- **EXERCISE MATERIALS**:

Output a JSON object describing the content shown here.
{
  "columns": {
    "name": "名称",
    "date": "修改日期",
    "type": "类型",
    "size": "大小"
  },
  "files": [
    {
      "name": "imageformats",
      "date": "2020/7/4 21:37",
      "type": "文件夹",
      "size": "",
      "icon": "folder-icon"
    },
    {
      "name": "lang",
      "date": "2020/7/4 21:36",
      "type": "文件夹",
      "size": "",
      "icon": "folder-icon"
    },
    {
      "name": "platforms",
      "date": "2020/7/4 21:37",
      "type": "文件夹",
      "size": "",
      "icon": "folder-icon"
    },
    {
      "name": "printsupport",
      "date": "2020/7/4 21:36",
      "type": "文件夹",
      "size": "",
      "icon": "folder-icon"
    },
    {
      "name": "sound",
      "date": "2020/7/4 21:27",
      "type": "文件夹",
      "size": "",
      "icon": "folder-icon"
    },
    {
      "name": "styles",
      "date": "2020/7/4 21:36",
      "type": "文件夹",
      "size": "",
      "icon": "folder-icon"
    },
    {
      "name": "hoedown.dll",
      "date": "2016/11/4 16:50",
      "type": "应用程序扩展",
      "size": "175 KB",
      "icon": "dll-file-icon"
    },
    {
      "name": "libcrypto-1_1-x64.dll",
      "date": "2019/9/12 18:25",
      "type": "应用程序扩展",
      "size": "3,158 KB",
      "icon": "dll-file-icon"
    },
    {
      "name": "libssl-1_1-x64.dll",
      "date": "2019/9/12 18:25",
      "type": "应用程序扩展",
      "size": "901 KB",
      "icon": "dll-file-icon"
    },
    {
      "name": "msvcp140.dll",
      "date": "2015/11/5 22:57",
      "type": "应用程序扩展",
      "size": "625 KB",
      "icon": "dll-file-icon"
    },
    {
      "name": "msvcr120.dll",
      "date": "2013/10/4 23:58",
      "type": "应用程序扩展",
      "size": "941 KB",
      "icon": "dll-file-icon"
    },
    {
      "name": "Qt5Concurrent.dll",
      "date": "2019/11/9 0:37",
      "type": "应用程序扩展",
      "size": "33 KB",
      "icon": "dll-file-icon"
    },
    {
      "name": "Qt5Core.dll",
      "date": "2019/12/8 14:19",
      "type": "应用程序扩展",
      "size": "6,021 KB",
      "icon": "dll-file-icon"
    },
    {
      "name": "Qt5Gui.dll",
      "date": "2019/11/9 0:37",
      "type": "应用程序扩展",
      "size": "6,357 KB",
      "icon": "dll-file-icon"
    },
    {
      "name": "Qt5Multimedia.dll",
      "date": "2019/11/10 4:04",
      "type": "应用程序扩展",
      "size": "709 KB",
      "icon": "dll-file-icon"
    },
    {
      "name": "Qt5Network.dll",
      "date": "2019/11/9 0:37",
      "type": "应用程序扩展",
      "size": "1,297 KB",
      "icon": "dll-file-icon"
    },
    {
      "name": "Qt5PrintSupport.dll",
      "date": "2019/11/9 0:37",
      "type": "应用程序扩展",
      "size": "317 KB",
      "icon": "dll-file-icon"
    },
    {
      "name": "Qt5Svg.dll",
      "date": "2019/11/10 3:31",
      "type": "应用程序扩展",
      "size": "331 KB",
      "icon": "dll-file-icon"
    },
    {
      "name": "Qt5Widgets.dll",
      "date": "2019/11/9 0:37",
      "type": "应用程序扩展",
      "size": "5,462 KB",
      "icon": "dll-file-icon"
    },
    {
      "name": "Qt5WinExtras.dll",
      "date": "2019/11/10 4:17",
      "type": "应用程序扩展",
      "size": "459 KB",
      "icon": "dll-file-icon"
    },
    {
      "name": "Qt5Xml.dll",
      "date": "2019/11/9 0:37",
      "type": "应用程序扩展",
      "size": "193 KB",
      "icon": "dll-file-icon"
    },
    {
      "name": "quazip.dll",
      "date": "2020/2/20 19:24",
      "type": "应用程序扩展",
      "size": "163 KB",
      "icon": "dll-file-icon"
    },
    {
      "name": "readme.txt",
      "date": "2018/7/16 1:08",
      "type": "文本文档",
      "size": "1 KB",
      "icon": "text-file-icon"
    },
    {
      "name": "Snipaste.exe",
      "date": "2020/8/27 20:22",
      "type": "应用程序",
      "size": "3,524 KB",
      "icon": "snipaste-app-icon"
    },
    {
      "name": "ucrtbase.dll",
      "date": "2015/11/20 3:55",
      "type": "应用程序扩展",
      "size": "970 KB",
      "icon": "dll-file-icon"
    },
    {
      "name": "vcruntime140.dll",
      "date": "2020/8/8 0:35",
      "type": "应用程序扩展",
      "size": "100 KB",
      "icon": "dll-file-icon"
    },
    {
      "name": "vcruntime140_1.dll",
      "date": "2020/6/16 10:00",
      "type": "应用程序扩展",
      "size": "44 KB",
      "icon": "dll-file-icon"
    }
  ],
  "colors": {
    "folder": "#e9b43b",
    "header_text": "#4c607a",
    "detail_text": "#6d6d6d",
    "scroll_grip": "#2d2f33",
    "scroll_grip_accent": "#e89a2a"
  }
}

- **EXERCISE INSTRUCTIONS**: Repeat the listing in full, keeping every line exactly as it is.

- **TASK ANSWER**:
Output a JSON object describing the content shown here.
{
  "columns": {
    "name": "名称",
    "date": "修改日期",
    "type": "类型",
    "size": "大小"
  },
  "files": [
    {
      "name": "imageformats",
      "date": "2020/7/4 21:37",
      "type": "文件夹",
      "size": "",
      "icon": "folder-icon"
    },
    {
      "name": "lang",
      "date": "2020/7/4 21:36",
      "type": "文件夹",
      "size": "",
      "icon": "folder-icon"
    },
    {
      "name": "platforms",
      "date": "2020/7/4 21:37",
      "type": "文件夹",
      "size": "",
      "icon": "folder-icon"
    },
    {
      "name": "printsupport",
      "date": "2020/7/4 21:36",
      "type": "文件夹",
      "size": "",
      "icon": "folder-icon"
    },
    {
      "name": "sound",
      "date": "2020/7/4 21:27",
      "type": "文件夹",
      "size": "",
      "icon": "folder-icon"
    },
    {
      "name": "styles",
      "date": "2020/7/4 21:36",
      "type": "文件夹",
      "size": "",
      "icon": "folder-icon"
    },
    {
      "name": "hoedown.dll",
      "date": "2016/11/4 16:50",
      "type": "应用程序扩展",
      "size": "175 KB",
      "icon": "dll-file-icon"
    },
    {
      "name": "libcrypto-1_1-x64.dll",
      "date": "2019/9/12 18:25",
      "type": "应用程序扩展",
      "size": "3,158 KB",
      "icon": "dll-file-icon"
    },
    {
      "name": "libssl-1_1-x64.dll",
      "date": "2019/9/12 18:25",
      "type": "应用程序扩展",
      "size": "901 KB",
      "icon": "dll-file-icon"
    },
    {
      "name": "msvcp140.dll",
      "date": "2015/11/5 22:57",
      "type": "应用程序扩展",
      "size": "625 KB",
      "icon": "dll-file-icon"
    },
    {
      "name": "msvcr120.dll",
      "date": "2013/10/4 23:58",
      "type": "应用程序扩展",
      "size": "941 KB",
      "icon": "dll-file-icon"
    },
    {
      "name": "Qt5Concurrent.dll",
      "date": "2019/11/9 0:37",
      "type": "应用程序扩展",
      "size": "33 KB",
      "icon": "dll-file-icon"
    },
    {
      "name": "Qt5Core.dll",
      "date": "2019/12/8 14:19",
      "type": "应用程序扩展",
      "size": "6,021 KB",
      "icon": "dll-file-icon"
    },
    {
      "name": "Qt5Gui.dll",
      "date": "2019/11/9 0:37",
      "type": "应用程序扩展",
      "size": "6,357 KB",
      "icon": "dll-file-icon"
    },
    {
      "name": "Qt5Multimedia.dll",
      "date": "2019/11/10 4:04",
      "type": "应用程序扩展",
      "size": "709 KB",
      "icon": "dll-file-icon"
    },
    {
      "name": "Qt5Network.dll",
      "date": "2019/11/9 0:37",
      "type": "应用程序扩展",
      "size": "1,297 KB",
      "icon": "dll-file-icon"
    },
    {
      "name": "Qt5PrintSupport.dll",
      "date": "2019/11/9 0:37",
      "type": "应用程序扩展",
      "size": "317 KB",
      "icon": "dll-file-icon"
    },
    {
      "name": "Qt5Svg.dll",
      "date": "2019/11/10 3:31",
      "type": "应用程序扩展",
      "size": "331 KB",
      "icon": "dll-file-icon"
    },
    {
      "name": "Qt5Widgets.dll",
      "date": "2019/11/9 0:37",
      "type": "应用程序扩展",
      "size": "5,462 KB",
      "icon": "dll-file-icon"
    },
    {
      "name": "Qt5WinExtras.dll",
      "date": "2019/11/10 4:17",
      "type": "应用程序扩展",
      "size": "459 KB",
      "icon": "dll-file-icon"
    },
    {
      "name": "Qt5Xml.dll",
      "date": "2019/11/9 0:37",
      "type": "应用程序扩展",
      "size": "193 KB",
      "icon": "dll-file-icon"
    },
    {
      "name": "quazip.dll",
      "date": "2020/2/20 19:24",
      "type": "应用程序扩展",
      "size": "163 KB",
      "icon": "dll-file-icon"
    },
    {
      "name": "readme.txt",
      "date": "2018/7/16 1:08",
      "type": "文本文档",
      "size": "1 KB",
      "icon": "text-file-icon"
    },
    {
      "name": "Snipaste.exe",
      "date": "2020/8/27 20:22",
      "type": "应用程序",
      "size": "3,524 KB",
      "icon": "snipaste-app-icon"
    },
    {
      "name": "ucrtbase.dll",
      "date": "2015/11/20 3:55",
      "type": "应用程序扩展",
      "size": "970 KB",
      "icon": "dll-file-icon"
    },
    {
      "name": "vcruntime140.dll",
      "date": "2020/8/8 0:35",
      "type": "应用程序扩展",
      "size": "100 KB",
      "icon": "dll-file-icon"
    },
    {
      "name": "vcruntime140_1.dll",
      "date": "2020/6/16 10:00",
      "type": "应用程序扩展",
      "size": "44 KB",
      "icon": "dll-file-icon"
    }
  ],
  "colors": {
    "folder": "#e9b43b",
    "header_text": "#4c607a",
    "detail_text": "#6d6d6d",
    "scroll_grip": "#2d2f33",
    "scroll_grip_accent": "#e89a2a"
  }
}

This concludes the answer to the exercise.